The article has been updated to include the statement by Partit Demokratiku.
Political and public action is needed in defence of press freedom as the Maltese media faces increased attempts at intimidation by global firms wanting to silence the press, according to lawyers reacting to the latest threat on The Shift made by Henley and Partners.
The company awarded a multi million-euro contract to act as agents of Malta’s cash-for-citizenship scheme with Prime Minister Joseph Muscat as its salesman, threatened to take legal action against The Shift in the US and the UK if an article was not removed by the next day.
Henley and Partners also ordered this news portal to remove social posts related to the article entitled, ‘Henley and Partners involved in Grenada diplomatic passports scandal,‘ and said The Shift was not to publish the letter containing the threat.
In its reply to Henley and Partners, The Shift said it would not remove the story and the letter received would be published.
The SLAPP – strategic lawsuit against public participation – is a lawsuit that aims to censor, intimidate, and silence critics by burdening them with the cost of a legal defence until they are forced to abandon their criticism.

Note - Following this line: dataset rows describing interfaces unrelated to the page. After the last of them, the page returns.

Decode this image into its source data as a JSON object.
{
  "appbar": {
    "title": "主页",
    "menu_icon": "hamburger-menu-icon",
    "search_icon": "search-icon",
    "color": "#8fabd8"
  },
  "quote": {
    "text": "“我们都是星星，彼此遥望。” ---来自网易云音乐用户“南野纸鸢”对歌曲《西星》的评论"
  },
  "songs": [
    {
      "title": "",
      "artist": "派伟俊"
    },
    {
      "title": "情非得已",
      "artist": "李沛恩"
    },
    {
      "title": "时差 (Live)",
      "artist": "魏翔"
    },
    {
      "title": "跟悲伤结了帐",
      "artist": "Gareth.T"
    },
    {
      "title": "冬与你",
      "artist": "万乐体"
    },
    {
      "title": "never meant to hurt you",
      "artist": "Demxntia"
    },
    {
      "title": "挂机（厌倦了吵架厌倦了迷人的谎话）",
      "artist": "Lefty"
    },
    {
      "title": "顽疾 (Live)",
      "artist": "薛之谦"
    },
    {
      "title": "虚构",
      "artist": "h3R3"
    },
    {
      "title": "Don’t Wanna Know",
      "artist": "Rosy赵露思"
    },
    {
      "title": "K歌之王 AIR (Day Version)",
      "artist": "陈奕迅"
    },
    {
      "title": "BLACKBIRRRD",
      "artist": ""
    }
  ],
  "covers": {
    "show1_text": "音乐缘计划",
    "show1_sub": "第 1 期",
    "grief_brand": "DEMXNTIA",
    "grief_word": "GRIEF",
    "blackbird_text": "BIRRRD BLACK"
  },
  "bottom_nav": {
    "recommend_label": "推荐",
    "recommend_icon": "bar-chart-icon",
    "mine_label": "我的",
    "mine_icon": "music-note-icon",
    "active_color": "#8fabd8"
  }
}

While Henley and Partners threatens journalists in Malta, it is promoting “an exclusive gala dinner” in London with Maltese tenor Joseph Calleja, which is being organised “with the participation of the Government of Malta”.
The event will be held at Drapers’ Hall in April to “celebrate the remarkable success of the Malta Individual Investor Programme,” as the passport sales scheme is called. The scheme has been mired in controversy and corruption allegations.
Prime Minister Joseph Muscat, who is a regular speaker at Henley and Partners’ international events, was addressing a Henley & Partners conference on citizenship in Hong Kong while the EU Parliament was voting on a report on the rule of law in Malta.
SLAPP lawsuits have been made illegal in many jurisdictions because they impede freedom of speech.
Legal protection can be offered to the press: “The [Maltese] government should legislate to make judgements obtained abroad for defamation unenforceable in Malta,” lawyer Andrew Borg Cardona said.
Journalists and citizens have supported The Shift’s stand on social media, by republishing the letter and the story that Henley and Partners want buried. Frederik Obermaier, an investigative journalist for the Munich-based newspaper, Süddeutsche Zeitung, who helped initiate the Panama Papers-revelation, was among those who republished Henley and Partners’ letter to The Shift.
Hundreds of people also supported The Shift’s call for support, when events unfolded on Christmas Eve.
The implications of such lawsuits are severe. “SLAPPs are yet another weapon in this era of post-truth…A SLAPP lawsuit helps create a world where one particular version of the truth vanishes from circulation – not because it was untrue but because it became too expensive to assert.
“One way to fight this assault on freedom of expression is to make it impossible for the SLAPP lawsuit to become effective. Each and every one of us can be part of this. Pick up the news that they want to suppress. Circulate it,” lawyer Jacques Rene Zammit said.
The SLAPP threat is a reality. It is the public’s right to access information, to know the facts, that is being threatened.
It is Orwellian: “The past was erased, the erasure was forgotten, the lie became the truth” (1984).
Partit Demokratiku yesterday issued a statement supporting The Shift’s stand: “We at Partit Demokratiku believe that the ability for the independent press in this country to investigate, report and bring to account both public figures and private companies is an absolutely essential part of our democracy.
“In this atmosphere of lack of transparency regarding anything related to government programmes with private companies and international dealings it is even more essential that the press question, probe, and investigate and put things under scrutiny freely and without fear of persecution”.
The Labour Party and the Nationalist Party have remained silent on the issue.
“A threat to the free press is a threat to all of us. We must show we will not be intimidated by big business and their financial muscle,” PD said.
The Shift is so far the only news outlet in Malta not to succumb to the threat of financially crippling lawsuits, and it has called on the public to support its stand.